1Department of Public Health and Animal Husbandry, College of Veterinary Medicine and Animal Resources, King Faisal University, P. O. Box 11647, Al-Ahsa 31982, Saudi Arabia




AL-Sultan SI., Effect of Ascorbic Acid in colostrum-deprived neonatal camels, Onl J Vet Res., 22 (1):25-29, 2018. Deprivation of colostrum in calves results in increased leukocytes, neutrophils and cortisol, but decreased eosinophils, serum ascorbate and lysosomal enzyme activity. Camel neonates were removed from their dams immediately after birth to prevent suckling and ingestion of colostrum. Groups of nine camels each were left to suckle their dams (controls), or deprived of colostrum but supplemented with 500ml camel milk given orally at 2h interval from 2 to 20hr after parturition (Total of 5L/day) and injected subcutaneously with 10 mg/Kg ascorbic acid. Another 9 camels were also deprived of colostrum and given 500 ml camel milk. Blood samples were collected at days 10 of age. These treatments continued for 10 consecutive days. Increased leukocyte, neutrophils and decreased eosinophils counts were found in both colostrum deprived groups compared with controls. Daily subcutaneous administration of ascorbic acid in colostrum-deprived calves increased serum ascorbate and lysosomal activity but had no effect on other parameters.

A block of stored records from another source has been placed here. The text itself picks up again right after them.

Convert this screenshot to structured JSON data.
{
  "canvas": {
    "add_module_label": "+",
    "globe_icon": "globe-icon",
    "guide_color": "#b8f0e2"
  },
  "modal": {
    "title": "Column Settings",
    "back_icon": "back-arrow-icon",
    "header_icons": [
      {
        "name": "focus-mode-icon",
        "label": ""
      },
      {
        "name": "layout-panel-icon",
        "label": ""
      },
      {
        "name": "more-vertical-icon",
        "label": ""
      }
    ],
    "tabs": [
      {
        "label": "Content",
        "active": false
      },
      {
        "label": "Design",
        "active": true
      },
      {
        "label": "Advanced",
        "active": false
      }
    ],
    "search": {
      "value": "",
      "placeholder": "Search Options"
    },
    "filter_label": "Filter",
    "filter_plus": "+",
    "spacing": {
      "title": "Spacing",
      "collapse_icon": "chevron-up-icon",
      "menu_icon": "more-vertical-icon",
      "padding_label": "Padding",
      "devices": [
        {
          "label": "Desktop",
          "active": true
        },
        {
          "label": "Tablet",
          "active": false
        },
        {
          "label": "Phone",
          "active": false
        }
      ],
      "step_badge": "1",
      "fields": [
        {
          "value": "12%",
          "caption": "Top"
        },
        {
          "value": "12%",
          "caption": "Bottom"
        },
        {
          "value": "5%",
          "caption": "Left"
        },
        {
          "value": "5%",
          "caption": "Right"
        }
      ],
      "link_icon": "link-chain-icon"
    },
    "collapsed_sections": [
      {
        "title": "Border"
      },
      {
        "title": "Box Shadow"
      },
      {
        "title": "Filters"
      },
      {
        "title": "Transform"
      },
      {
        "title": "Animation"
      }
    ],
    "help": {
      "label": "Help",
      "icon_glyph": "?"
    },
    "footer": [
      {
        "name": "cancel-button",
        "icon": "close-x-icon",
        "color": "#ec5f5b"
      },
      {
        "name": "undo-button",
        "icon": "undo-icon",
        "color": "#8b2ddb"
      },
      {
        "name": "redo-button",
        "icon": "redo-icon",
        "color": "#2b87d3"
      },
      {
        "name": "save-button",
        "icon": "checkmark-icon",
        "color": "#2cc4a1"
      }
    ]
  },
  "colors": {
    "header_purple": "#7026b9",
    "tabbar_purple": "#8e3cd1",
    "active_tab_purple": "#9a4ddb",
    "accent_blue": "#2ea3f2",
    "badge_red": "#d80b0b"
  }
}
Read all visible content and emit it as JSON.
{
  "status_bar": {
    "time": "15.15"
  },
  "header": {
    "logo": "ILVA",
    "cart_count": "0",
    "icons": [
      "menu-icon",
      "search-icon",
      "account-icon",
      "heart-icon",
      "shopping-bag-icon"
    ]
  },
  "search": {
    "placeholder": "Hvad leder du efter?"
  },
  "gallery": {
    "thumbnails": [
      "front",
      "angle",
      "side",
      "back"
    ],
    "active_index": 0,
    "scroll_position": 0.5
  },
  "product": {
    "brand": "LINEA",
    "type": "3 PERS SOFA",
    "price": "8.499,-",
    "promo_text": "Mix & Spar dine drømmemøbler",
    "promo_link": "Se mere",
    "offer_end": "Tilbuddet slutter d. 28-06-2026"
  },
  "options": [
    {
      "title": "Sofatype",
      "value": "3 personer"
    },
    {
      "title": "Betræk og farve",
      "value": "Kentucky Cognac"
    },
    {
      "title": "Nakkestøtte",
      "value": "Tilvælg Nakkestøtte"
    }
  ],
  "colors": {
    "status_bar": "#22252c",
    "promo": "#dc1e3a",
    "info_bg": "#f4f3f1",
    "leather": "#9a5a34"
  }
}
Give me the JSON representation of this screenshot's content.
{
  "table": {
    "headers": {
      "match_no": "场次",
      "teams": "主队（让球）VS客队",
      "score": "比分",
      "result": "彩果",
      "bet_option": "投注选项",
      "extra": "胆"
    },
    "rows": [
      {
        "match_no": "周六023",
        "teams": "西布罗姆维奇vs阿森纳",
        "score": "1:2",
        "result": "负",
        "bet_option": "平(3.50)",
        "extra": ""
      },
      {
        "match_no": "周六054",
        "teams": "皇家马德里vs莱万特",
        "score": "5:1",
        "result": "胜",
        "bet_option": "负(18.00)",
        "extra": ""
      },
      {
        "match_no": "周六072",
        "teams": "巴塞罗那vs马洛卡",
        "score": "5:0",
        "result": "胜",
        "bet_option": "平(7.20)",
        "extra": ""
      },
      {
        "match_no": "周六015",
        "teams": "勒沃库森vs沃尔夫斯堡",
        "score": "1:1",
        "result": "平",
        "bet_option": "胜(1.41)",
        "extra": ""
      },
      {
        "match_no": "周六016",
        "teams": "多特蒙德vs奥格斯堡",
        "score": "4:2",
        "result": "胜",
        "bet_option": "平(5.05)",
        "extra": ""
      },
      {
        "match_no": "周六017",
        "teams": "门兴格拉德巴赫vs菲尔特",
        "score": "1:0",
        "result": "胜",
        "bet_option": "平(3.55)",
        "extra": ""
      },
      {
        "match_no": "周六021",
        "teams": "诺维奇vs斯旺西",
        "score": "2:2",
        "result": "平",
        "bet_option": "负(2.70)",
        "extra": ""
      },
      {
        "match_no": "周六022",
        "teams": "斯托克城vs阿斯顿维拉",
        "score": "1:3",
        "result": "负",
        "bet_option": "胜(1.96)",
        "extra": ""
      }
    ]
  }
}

Keywords: Ascorbic acids, colostrums, immunostimulant, camel calves.